Open Access
Translator Disclaimer
Larry Rymon, Ed Henckel, Judy Henckel
Author Affiliations +

Bald Eagles (Haliaeetus leucocephalus) have been known to nest rarely on human-made structures (Postupalsky 1978 in S.A. Temple [Ed.], Endangered birds: management techniques for preserving threatened species, Univ. of Wisconsin Press, Madison, WI U.S.A.; Grubb 1983, Raptor Res. 17:114–121). In the spring of 2005 a pair of Bald Eagles nested successfully on a 1.4 × 1.4 m nest platform atop a 27 m utility pole constructed in 2001. It was one of two extraordinarily tall poles erected on Reliant Resources electrical power station along the Delaware River at Portland, Pennsylvania. This was a mitigation measure designed to benefit nesting Ospreys (Pandion haliaetus). The power company planned to build several gas turbines in close proximity to a well-established nest pole occupied since 1986. The 440 ha coal-fired power station was chosen in 1982 as a secure Osprey hacking study area. Subsequently, the region around the power plant became home to one of the first hacked Osprey populations, and more than 120 young were fledged there from 1986–2005 (Rymon 1989, in R.D. Chancellor [Ed.], Raptors in the modern world, World Working Group on Birds of Prey and Owls, Berlin, Germany).

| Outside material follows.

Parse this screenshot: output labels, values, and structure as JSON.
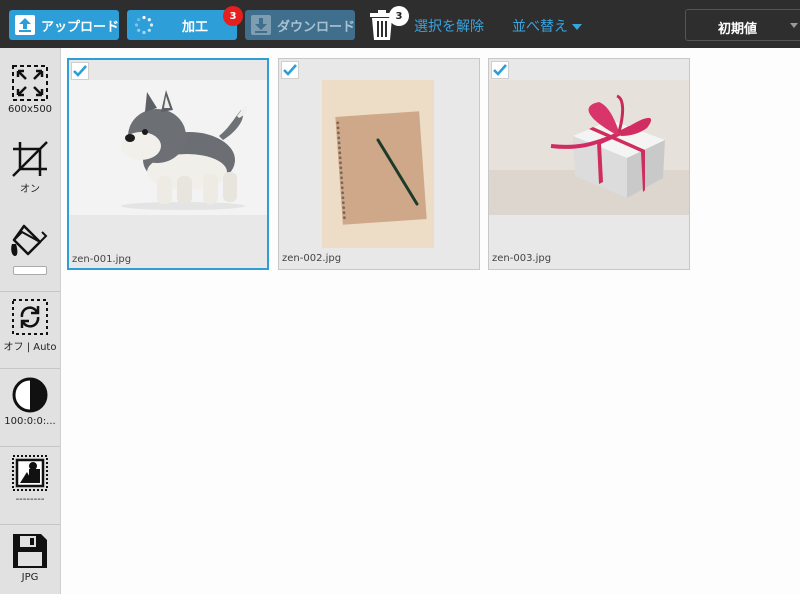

The purpose for erecting such tall poles was to exceed the height of the surrounding tree canopy and the previously constructed 15 m nest poles located near the disturbance area. A pair of Ospreys occupied one 27 m nest platform during 2002–04, and fledged an average of two young/yr. During the winters of 2003–04 and 2004–05, a pair of Bald Eagles was observed perching on the same high nest platform. They also utilized it as a night roost during periods when they were foraging locally. Stick carrying, courtship behavior, and nest reconstruction were noted in February of 2005. Incubation began in early March. We observed two eaglets approximately 2 wk old on the nest on 21 April 2005. During the period leading up to fledging, eaglet activity leveled the small nest and by 17 June just a few original sticks, nailed there to attract Osprey, remained (Fig. 1). The nestlings fledged between 17 and 19 June and returned to the platform for a 2 wk period, during which they were provisioned by the adults. They remained on or near the platform until 16 July when they and the adults began to forage along the Delaware River. Very little territorial aggression between resident Ospreys and Bald Eagles was observed. The Ospreys merely relocated to a nest platform on one of the 15 m nest poles.

Figure 1

Bald Eagles nesting on Osprey platform in Pennsylvania, 2005. Photo © Keith R. Frerichs.


The adult Bald Eagles were not banded, but might have been the same pair that nested 2.5 km downstream from the tall nest pole during the 2004 breeding season. That nest was built on an abandoned raptor nest approximately 23 m aboveground in a tulip poplar (Liriodendron tulipifera) on a forested slope above the Delaware River, and was unoccupied in 2005. The next-nearest Bald Eagle nest was approximately 20 km away.

Ospreys have habituated well to human activity near the power station, as evidenced by their nesting on the very tall pole only 200 m from a coal delivery train track and parallel highway. Bald Eagles nesting in such a location was considered to be an unlikely event. However, the number of wintering and breeding Bald Eagles have increased in Pennsylvania, as elsewhere. Since 1968, when only one or two wintering eagles were recorded along the Delaware River (Rymon unpubl. data), the population there has increased to over 200 wintering birds, many of which are also year-round residents (Pennsylvania Game Commission unpubl. data; Nye 1989, in B.G. Pendleton [Ed.], Proceedings of the northeast raptor management symposium and workshop, Natl. Wildl. Fed., Washington, DC U.S.A.). More research is needed to determine if this population will show further signs of nesting adaptation on human-made structures.

We thank Brian Hardiman, Meesing Nature Center, and Tiffany Hardiman, for their field observations, Bradley Kreider, Wildlife Conservation Officer, Pennsylvania Game Commission, Dave Yosh and Bill Baker, Reliant Resources, Local Boy Scout Troop 37, and Keith Frerichs, Photographer.

Addendum: During winter 2005–06 and spring 2006, a pair of Bald Eagles, presumably the same birds, perched frequently on the nest platform and then occupied an abandoned raptor nest in a 20 m white pine (Pinus strobus) on power station property less than 1 km from the tall nest pole, where they fledged two young.

Larry Rymon, Ed Henckel, and Judy Henckel "BALD EAGLES NEST SUCCESSFULLY ON OSPREY PLATFORM," Journal of Raptor Research 40(4), 306-307, (1 December 2006).[306:BENSOO]2.0.CO;2
Received: 16 November 2005; Accepted: 2 August 2006; Published: 1 December 2006

Bald Eagle
Haliaeetus leucocephalus
Get copyright permission
Back to Top